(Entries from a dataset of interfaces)
%%

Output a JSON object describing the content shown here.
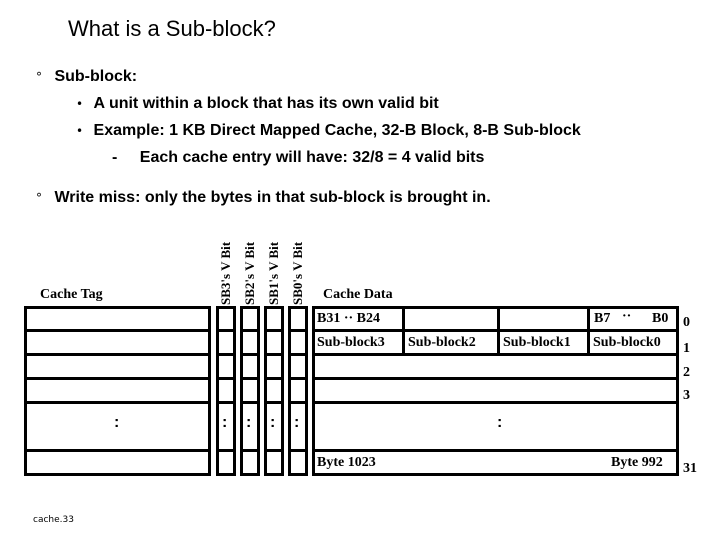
{
  "slide": {
    "title": "What is a Sub-block?",
    "bullets": [
      {
        "marker": "°",
        "text": "Sub-block:"
      },
      {
        "marker": "•",
        "text": "A unit within a block that has its own valid bit"
      },
      {
        "marker": "•",
        "text": "Example: 1 KB Direct Mapped Cache, 32-B Block, 8-B Sub-block"
      },
      {
        "marker": "-",
        "text": "Each cache entry will have: 32/8 = 4 valid bits"
      },
      {
        "marker": "°",
        "text": "Write miss: only the bytes in that sub-block is brought in."
      }
    ],
    "footer": "cache.33"
  },
  "diagram": {
    "cache_tag_label": "Cache Tag",
    "cache_data_label": "Cache Data",
    "valid_bit_labels": [
      "SB3's V Bit",
      "SB2's V Bit",
      "SB1's V Bit",
      "SB0's V Bit"
    ],
    "ellipsis": ":",
    "row0": {
      "left": "B31 ·· B24",
      "right_start": "B7",
      "right_dots": "··",
      "right_end": "B0"
    },
    "row1": [
      "Sub-block3",
      "Sub-block2",
      "Sub-block1",
      "Sub-block0"
    ],
    "last_row": {
      "left": "Byte 1023",
      "right": "Byte 992"
    },
    "row_indices": [
      "0",
      "1",
      "2",
      "3",
      "31"
    ]
  }
}
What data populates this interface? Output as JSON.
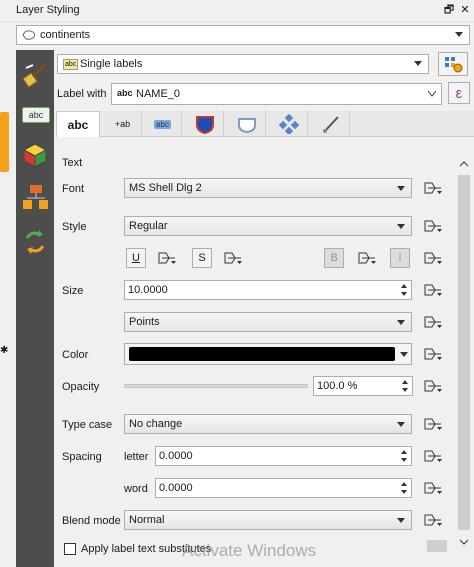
{
  "window": {
    "title": "Layer Styling",
    "float_glyph": "🗗",
    "close_glyph": "✕"
  },
  "layer_select": {
    "value": "continents"
  },
  "renderer": {
    "value": "Single labels",
    "icon_text": "abc"
  },
  "label_with": {
    "label": "Label with",
    "value": "NAME_0",
    "field_prefix": "abc",
    "expr_glyph": "ε"
  },
  "tabs": [
    {
      "name": "text",
      "text": "abc"
    },
    {
      "name": "formatting",
      "text": "+ab"
    },
    {
      "name": "buffer",
      "text": "abc"
    },
    {
      "name": "background",
      "text": ""
    },
    {
      "name": "shadow",
      "text": ""
    },
    {
      "name": "placement",
      "text": ""
    },
    {
      "name": "rendering",
      "text": ""
    }
  ],
  "sidebar_items": [
    "labels",
    "3d-view",
    "diagrams",
    "history"
  ],
  "sidebar_label_badge": "abc",
  "section": {
    "title": "Text"
  },
  "font": {
    "label": "Font",
    "value": "MS Shell Dlg 2"
  },
  "style": {
    "label": "Style",
    "value": "Regular"
  },
  "style_buttons": {
    "underline": "U",
    "strikeout": "S",
    "bold": "B",
    "italic": "I"
  },
  "size": {
    "label": "Size",
    "value": "10.0000",
    "unit": "Points"
  },
  "color": {
    "label": "Color",
    "swatch": "#000000"
  },
  "opacity": {
    "label": "Opacity",
    "value": "100.0 %",
    "fraction": 1.0
  },
  "type_case": {
    "label": "Type case",
    "value": "No change"
  },
  "spacing": {
    "label": "Spacing",
    "letter_label": "letter",
    "letter_value": "0.0000",
    "word_label": "word",
    "word_value": "0.0000"
  },
  "blend_mode": {
    "label": "Blend mode",
    "value": "Normal"
  },
  "substitutes": {
    "label": "Apply label text substitutes",
    "checked": false
  },
  "watermark": "Activate Windows",
  "colors": {
    "sidebar": "#4d4d4d",
    "accent": "#0078d7",
    "orange": "#f2a11b"
  }
}
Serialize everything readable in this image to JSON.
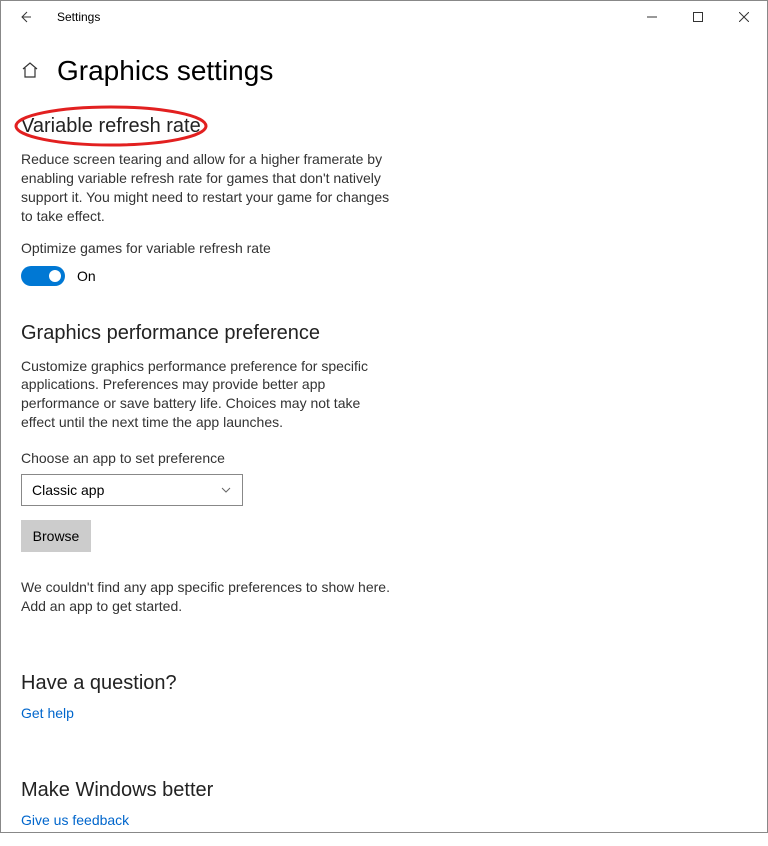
{
  "window": {
    "title": "Settings"
  },
  "page": {
    "title": "Graphics settings"
  },
  "sections": {
    "vrr": {
      "heading": "Variable refresh rate",
      "description": "Reduce screen tearing and allow for a higher framerate by enabling variable refresh rate for games that don't natively support it. You might need to restart your game for changes to take effect.",
      "toggle_label": "Optimize games for variable refresh rate",
      "toggle_state": "On"
    },
    "perf": {
      "heading": "Graphics performance preference",
      "description": "Customize graphics performance preference for specific applications. Preferences may provide better app performance or save battery life. Choices may not take effect until the next time the app launches.",
      "choose_label": "Choose an app to set preference",
      "select_value": "Classic app",
      "browse_label": "Browse",
      "empty_msg": "We couldn't find any app specific preferences to show here. Add an app to get started."
    },
    "help": {
      "heading": "Have a question?",
      "link": "Get help"
    },
    "feedback": {
      "heading": "Make Windows better",
      "link": "Give us feedback"
    }
  }
}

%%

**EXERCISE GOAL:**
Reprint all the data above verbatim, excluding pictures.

**RESPONSE TO THE EXERCISE:**
Output a JSON object describing the content shown here.
{
  "slide": {
    "title": "What is a Sub-block?",
    "bullets": [
      {
        "marker": "°",
        "text": "Sub-block:"
      },
      {
        "marker": "•",
        "text": "A unit within a block that has its own valid bit"
      },
      {
        "marker": "•",
        "text": "Example: 1 KB Direct Mapped Cache, 32-B Block, 8-B Sub-block"
      },
      {
        "marker": "-",
        "text": "Each cache entry will have: 32/8 = 4 valid bits"
      },
      {
        "marker": "°",
        "text": "Write miss: only the bytes in that sub-block is brought in."
      }
    ],
    "footer": "cache.33"
  },
  "diagram": {
    "cache_tag_label": "Cache Tag",
    "cache_data_label": "Cache Data",
    "valid_bit_labels": [
      "SB3's V Bit",
      "SB2's V Bit",
      "SB1's V Bit",
      "SB0's V Bit"
    ],
    "ellipsis": ":",
    "row0": {
      "left": "B31 ·· B24",
      "right_start": "B7",
      "right_dots": "··",
      "right_end": "B0"
    },
    "row1": [
      "Sub-block3",
      "Sub-block2",
      "Sub-block1",
      "Sub-block0"
    ],
    "last_row": {
      "left": "Byte 1023",
      "right": "Byte 992"
    },
    "row_indices": [
      "0",
      "1",
      "2",
      "3",
      "31"
    ]
  }
}
What data populates this interface? Output as JSON.
{
  "window": {
    "title": "Layer Styling",
    "float_glyph": "🗗",
    "close_glyph": "✕"
  },
  "layer_select": {
    "value": "continents"
  },
  "renderer": {
    "value": "Single labels",
    "icon_text": "abc"
  },
  "label_with": {
    "label": "Label with",
    "value": "NAME_0",
    "field_prefix": "abc",
    "expr_glyph": "ε"
  },
  "tabs": [
    {
      "name": "text",
      "text": "abc"
    },
    {
      "name": "formatting",
      "text": "+ab"
    },
    {
      "name": "buffer",
      "text": "abc"
    },
    {
      "name": "background",
      "text": ""
    },
    {
      "name": "shadow",
      "text": ""
    },
    {
      "name": "placement",
      "text": ""
    },
    {
      "name": "rendering",
      "text": ""
    }
  ],
  "sidebar_items": [
    "labels",
    "3d-view",
    "diagrams",
    "history"
  ],
  "sidebar_label_badge": "abc",
  "section": {
    "title": "Text"
  },
  "font": {
    "label": "Font",
    "value": "MS Shell Dlg 2"
  },
  "style": {
    "label": "Style",
    "value": "Regular"
  },
  "style_buttons": {
    "underline": "U",
    "strikeout": "S",
    "bold": "B",
    "italic": "I"
  },
  "size": {
    "label": "Size",
    "value": "10.0000",
    "unit": "Points"
  },
  "color": {
    "label": "Color",
    "swatch": "#000000"
  },
  "opacity": {
    "label": "Opacity",
    "value": "100.0 %",
    "fraction": 1.0
  },
  "type_case": {
    "label": "Type case",
    "value": "No change"
  },
  "spacing": {
    "label": "Spacing",
    "letter_label": "letter",
    "letter_value": "0.0000",
    "word_label": "word",
    "word_value": "0.0000"
  },
  "blend_mode": {
    "label": "Blend mode",
    "value": "Normal"
  },
  "substitutes": {
    "label": "Apply label text substitutes",
    "checked": false
  },
  "watermark": "Activate Windows",
  "colors": {
    "sidebar": "#4d4d4d",
    "accent": "#0078d7",
    "orange": "#f2a11b"
  }
}
Serialize everything readable in this image to JSON.
{
  "window": {
    "title": "Settings"
  },
  "page": {
    "title": "Graphics settings"
  },
  "sections": {
    "vrr": {
      "heading": "Variable refresh rate",
      "description": "Reduce screen tearing and allow for a higher framerate by enabling variable refresh rate for games that don't natively support it. You might need to restart your game for changes to take effect.",
      "toggle_label": "Optimize games for variable refresh rate",
      "toggle_state": "On"
    },
    "perf": {
      "heading": "Graphics performance preference",
      "description": "Customize graphics performance preference for specific applications. Preferences may provide better app performance or save battery life. Choices may not take effect until the next time the app launches.",
      "choose_label": "Choose an app to set preference",
      "select_value": "Classic app",
      "browse_label": "Browse",
      "empty_msg": "We couldn't find any app specific preferences to show here. Add an app to get started."
    },
    "help": {
      "heading": "Have a question?",
      "link": "Get help"
    },
    "feedback": {
      "heading": "Make Windows better",
      "link": "Give us feedback"
    }
  }
}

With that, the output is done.